Wednesday, November 27, 2013
Reading List: The Racketeer
- Grisham, John. The Racketeer. New York: Doubleday, 2012. ISBN 978-0-345-53057-8.

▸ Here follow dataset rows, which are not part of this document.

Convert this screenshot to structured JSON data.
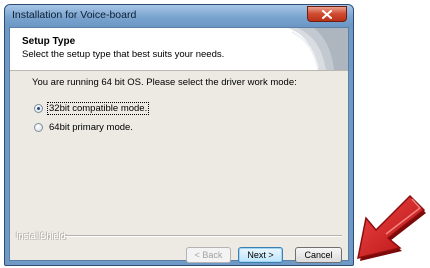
{
  "window": {
    "title": "Installation for Voice-board",
    "close_icon": "close-icon"
  },
  "header": {
    "title": "Setup Type",
    "subtitle": "Select the setup type that best suits your needs."
  },
  "main": {
    "prompt": "You are running 64 bit OS. Please select the driver work mode:",
    "options": [
      {
        "label": "32bit compatible mode.",
        "selected": true
      },
      {
        "label": "64bit primary mode.",
        "selected": false
      }
    ]
  },
  "footer": {
    "brand": "InstallShield",
    "back_label": "< Back",
    "next_label": "Next >",
    "cancel_label": "Cancel"
  },
  "colors": {
    "annotation_arrow": "#d11a1a"
  }
}
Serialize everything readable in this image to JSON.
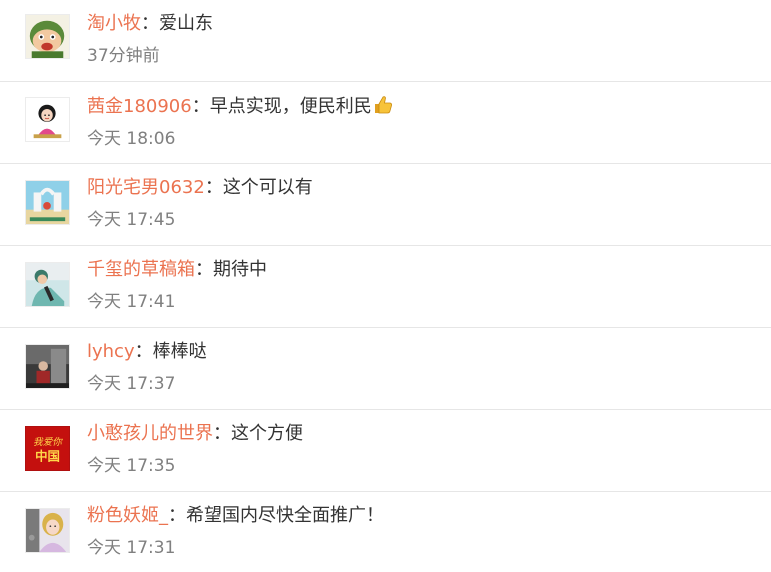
{
  "comments": [
    {
      "user": "淘小牧",
      "sep": "：",
      "text": "爱山东",
      "time": "37分钟前"
    },
    {
      "user": "茜金180906",
      "sep": "：",
      "text": "早点实现，便民利民",
      "time": "今天 18:06",
      "emoji": "thumbs-up"
    },
    {
      "user": "阳光宅男0632",
      "sep": "：",
      "text": "这个可以有",
      "time": "今天 17:45"
    },
    {
      "user": "千玺的草稿箱",
      "sep": "：",
      "text": "期待中",
      "time": "今天 17:41"
    },
    {
      "user": "lyhcy",
      "sep": "：",
      "text": "棒棒哒",
      "time": "今天 17:37"
    },
    {
      "user": "小憨孩儿的世界",
      "sep": "：",
      "text": "这个方便",
      "time": "今天 17:35",
      "avatar_text": "我爱你中国"
    },
    {
      "user": "粉色妖姬_",
      "sep": "：",
      "text": "希望国内尽快全面推广！",
      "time": "今天 17:31"
    }
  ],
  "colors": {
    "username": "#eb7350",
    "text": "#333333",
    "time": "#808080",
    "divider": "#e6e6e6"
  }
}
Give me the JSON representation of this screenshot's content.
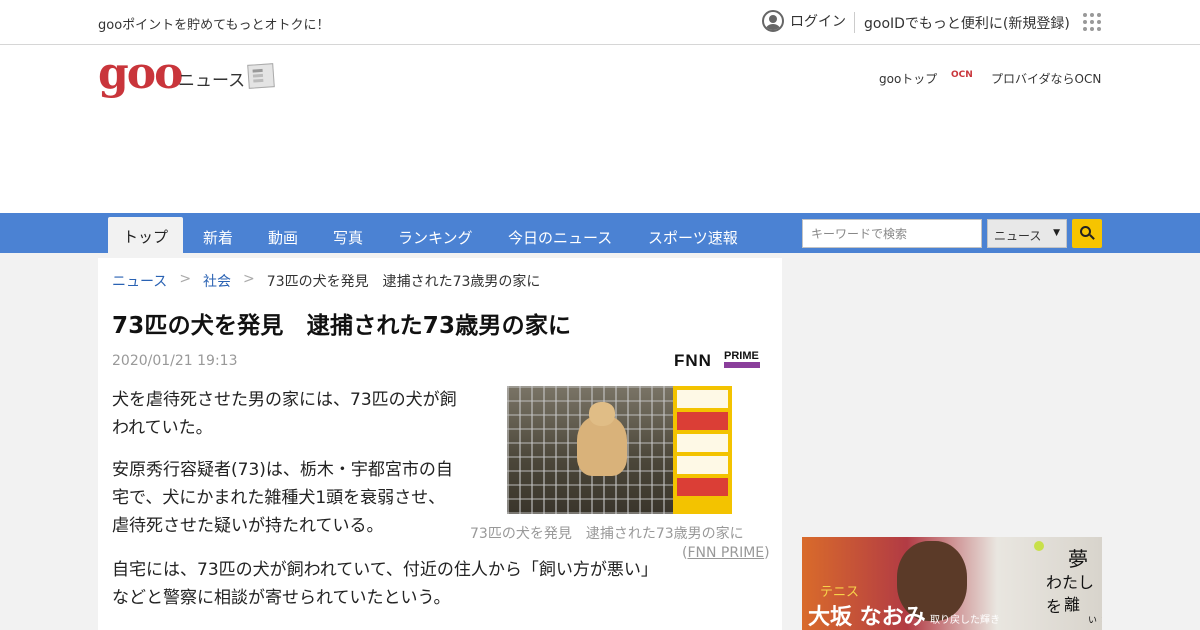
{
  "topbar": {
    "promo": "gooポイントを貯めてもっとオトクに！",
    "login": "ログイン",
    "register": "gooIDでもっと便利に(新規登録)"
  },
  "header": {
    "logo": "goo",
    "section": "ニュース",
    "goo_top": "gooトップ",
    "ocn_mark": "OCN",
    "ocn_text": "プロバイダならOCN"
  },
  "nav": {
    "items": [
      "トップ",
      "新着",
      "動画",
      "写真",
      "ランキング",
      "今日のニュース",
      "スポーツ速報"
    ],
    "active_index": 0
  },
  "search": {
    "placeholder": "キーワードで検索",
    "category": "ニュース"
  },
  "breadcrumb": {
    "items": [
      "ニュース",
      "社会",
      "73匹の犬を発見　逮捕された73歳男の家に"
    ],
    "separator": ">"
  },
  "article": {
    "headline": "73匹の犬を発見　逮捕された73歳男の家に",
    "date": "2020/01/21 19:13",
    "source_logo": {
      "letters": "FNN",
      "word": "PRIME"
    },
    "paragraphs": [
      "犬を虐待死させた男の家には、73匹の犬が飼われていた。",
      "安原秀行容疑者(73)は、栃木・宇都宮市の自宅で、犬にかまれた雑種犬1頭を衰弱させ、虐待死させた疑いが持たれている。",
      "自宅には、73匹の犬が飼われていて、付近の住人から「飼い方が悪い」などと警察に相談が寄せられていたという。"
    ],
    "caption": "73匹の犬を発見　逮捕された73歳男の家に",
    "caption_source": "FNN PRIME"
  },
  "side_ad": {
    "tag": "テニス",
    "name": "大坂 なおみ",
    "sub": "取り戻した輝き",
    "copy": [
      "夢",
      "わたしを",
      "離",
      "さない"
    ]
  },
  "colors": {
    "nav_bg": "#4b82d3",
    "logo_red": "#c9353b",
    "link_blue": "#2a62b3",
    "search_button": "#f6c400"
  }
}
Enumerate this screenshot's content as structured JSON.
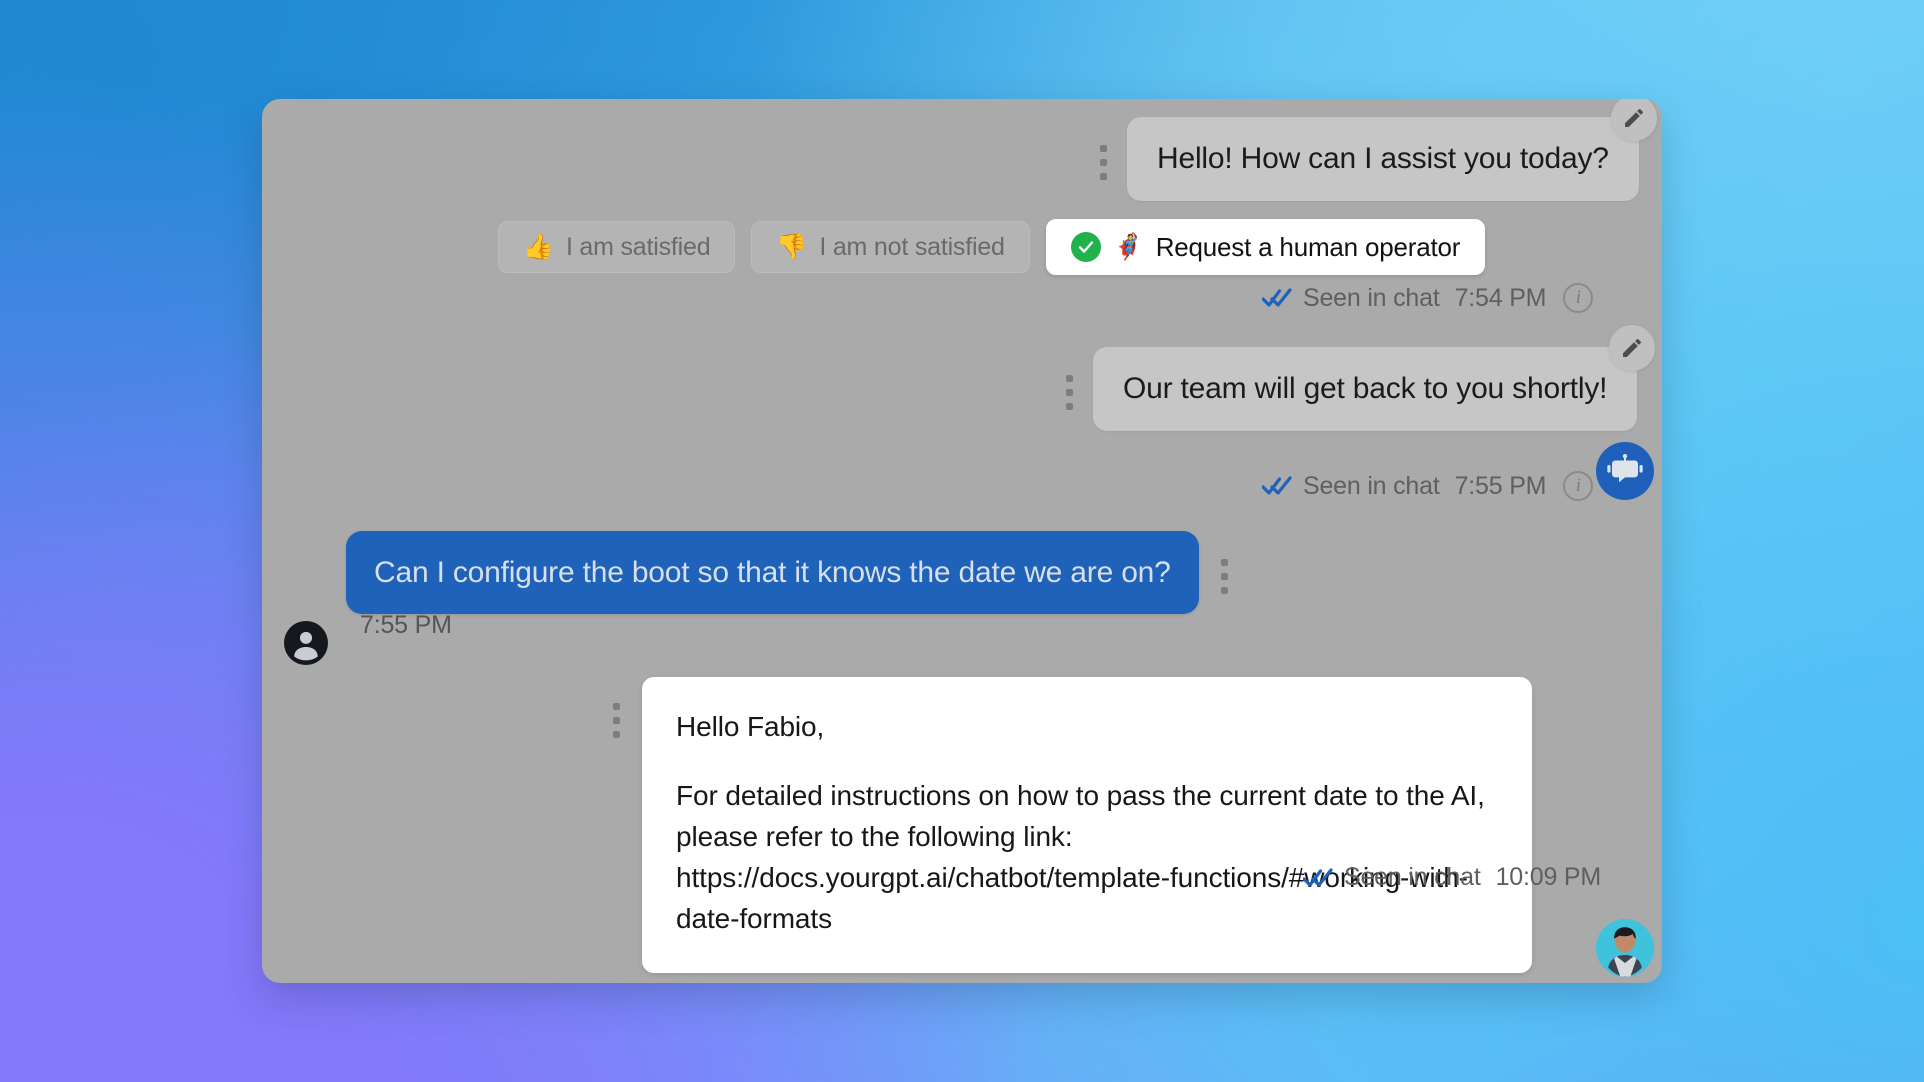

- Malcolm Bannister was living the life of a retail lawyer in a Virginia town, doing real estate transactions, wills, and the other routine work which occupies a three partner firm, paying the bills but never striking it rich. A law school classmate contacts him and lets him know there's a potentially large commission available for negotiating the purchase of a hunting lodge in rural Virginia for an anonymous client. Bannister doesn't like the smell of the transaction, especially after a number of odd twists and turns during the negotiation, but bills must be paid, and this fee will go a long way toward that goal. Without any warning, during a civic function, costumed goons arrest him and perp-walk him before previously-arranged state media. He, based upon his holding funds in escrow for a real estate transaction, is accused of “money laundering” and indicted as part of a RICO prosecution of a Washington influence peddler. Railroaded through the “justice system” by an ambitious federal prosecutor and sentenced by a vindictive judge, he finds himself imprisoned for ten years at a “Club Fed” facility along with other nonviolent “criminals”. Five years into his sentence, he has become the librarian and “jailhouse lawyer” of the prison, filing motions on behalf of his fellow inmates and, on occasion, seeing injustices in their convictions reversed. He has lost everything else: his wife has divorced him and remarried, and his law licence has been revoked; he has little hope of resuming his career after release. A jailhouse lawyer hears many things from his “clients”: some boastful, others bogus, but some revealing secrets which those holding them think might help to get them out. When a federal judge is murdered, Bannister knows, from his contacts in prison, precisely who committed the crime and leverages his position to obtain his own release, disappearance into witness protection, and immunity from prosecution for earlier acts. The FBI, under pressure to solve the case and with no other leads, is persuaded by what Bannister has to offer and takes him up on the deal. A jailhouse lawyer, wrongly convicted on a bogus charge by a despotic regime has a great deal of time to ponder how he has been wronged, identify those responsible, and slowly and surely draw his plans against them. This is one of the best revenge novels I've read, and it's particularly appropriate since it takes down the tyrannical regime which incarcerates a larger percentage of its population than any serious country and shows how a clever individual can always outwit the bumbling collectivist leviathan as long as he refuses to engage it on level terrain but always exploits agility against the saurian brain reaction time of the state. The only goof I noticed is that on a flight from Puerto Rico to Atlanta, passengers are required to go through passport control. As this is a domestic flight from a U.S. territory to the U.S. mainland, no passport check should be required (although in the age of Heimatsicherheitsdienst, one never knows). I wouldn't call this a libertarian novel, as the author accepts the coercive structure of the state as a given, but it's a delightful tale of somebody who has been wronged by that foul criminal enterprise obtaining pay-back by wit and guile.
Posted at November 27, 2013 22:45